WS-Security proposes a standard set of SOAP extensions designed to allow for secure SOAP message exchanges. The standard is compatible with multiple security token formats, trust domains, security signature formats and encryption technologies. The standard provides the three main building blocks that form the foundation of OASIS's token-based security – message integrity, message confidentiality, and of course the ability to incorporate security tokens into messages. The OASIS website provides links to the standards of several of the most important security token profiles, including Kerberos and SAML.
Other OASIS standards have been built on top of the WS-Security standard in what could be thought of as a Web services security stack. WSS forms the base. On top of this were built WS-Trust, WS-SecureConversation and WS-SecurityPolicy, with each new standard building off the standards that came before it. At the very top of the stack is SAML.
WS-Trust was the first to build off of WSS. Early on, it was realized that in addition to standardizing the exchange of security credentials, it would be necessary to ensure that security credentials could be trusted. WS-Trust sought to enable applications to construct trusted SOAP message exchanges by providing a flexible set of mechanisms designed to support a wide range of security protocols. WS-Trust supplies methods for issuing, renewing, and validating security tokens, as well as ways to establish and maintain trust relationships between applications.
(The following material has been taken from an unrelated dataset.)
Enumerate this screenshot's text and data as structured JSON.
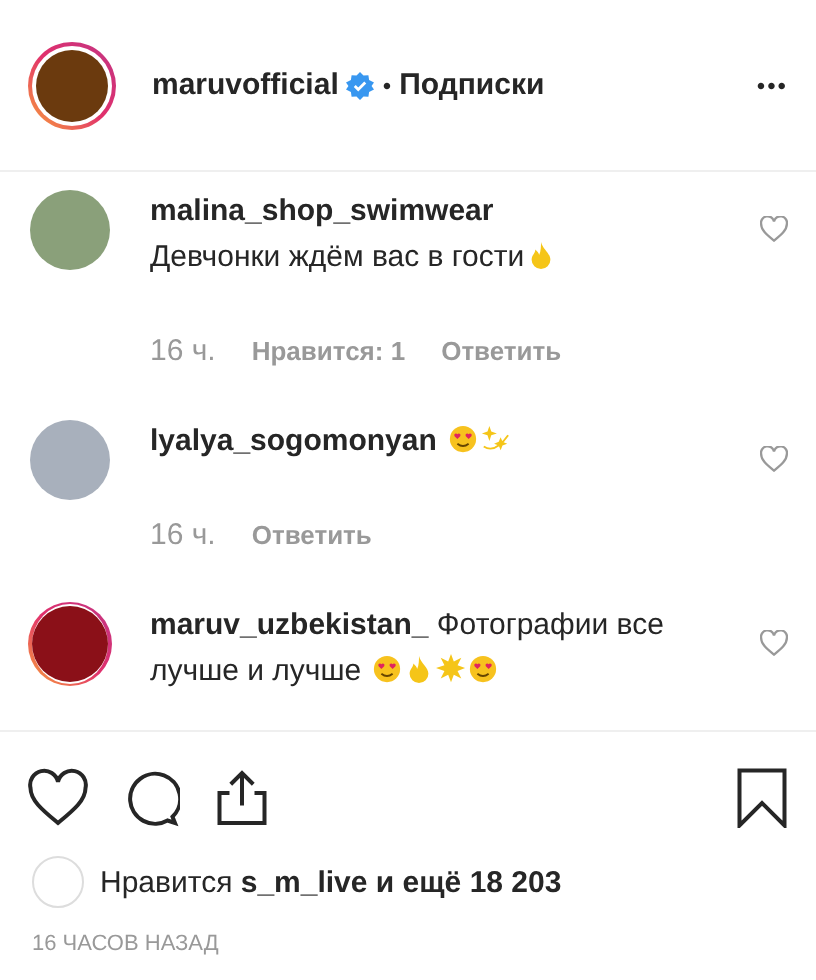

With rules for creating and maintaining trust as well as rules for security token creation and exchange, Web services were much more secure. But there were still holes in the system. WS-SecureConversation introduced and utilized the concept of security context to help fill the gaps in WS-Security and WS-Trust. According to the WS-SecureConversation 1.3 OASIS Standard, "security context is an abstract concept that refers to an established authentication state and negotiated key(s) that may have additional security-related properties."
The WS-SecurityPolicy standards connect WSS and the related standards to the WS-Policy framework, which is how WS-* compliant Web services express restraints and requirements. WS-SecurityPolicy defines policy assertions for use with all the other WS-* security standards in order to provide the information necessary to determine Web service interoperability and to enable the modularity among the security protocols of various Web services. The standard is designed to work with all applicable versions of WS-Policy.
On top of all of the WS-* security standards, OASIS maintains SAML, the security assertion markup language. SAML is focused on enabling single sign-on (SSO) across multiple domains, providing attribute-based authorization, and of course providing better security for Web services. In order to enable SSO across multiple domains, the SAML approach dictates that service providers rely on identity providers. Principals and users enroll with identity providers to manage their secure identity. The third party identity provider system has a few advantages over browser cookies that require a one-to-one relationship with Web applications
By de-coupling the identity management tasks from the Web service provider, SAML enables end-users to sign-in once and gain access to multiple services because each service will refer back to the identity provider. This same decoupling also allows attribute-based authorization. The identity provider can and should maintain attribute information about users such as the user's position within the organization. These attributes can then be used by Web applications making authorization decisions. SAML also works with SOAP messages to provide security information to Web services. Therefore, SAML can and does act as a security token provider in the WS-Security framework.
Other Links on SAML: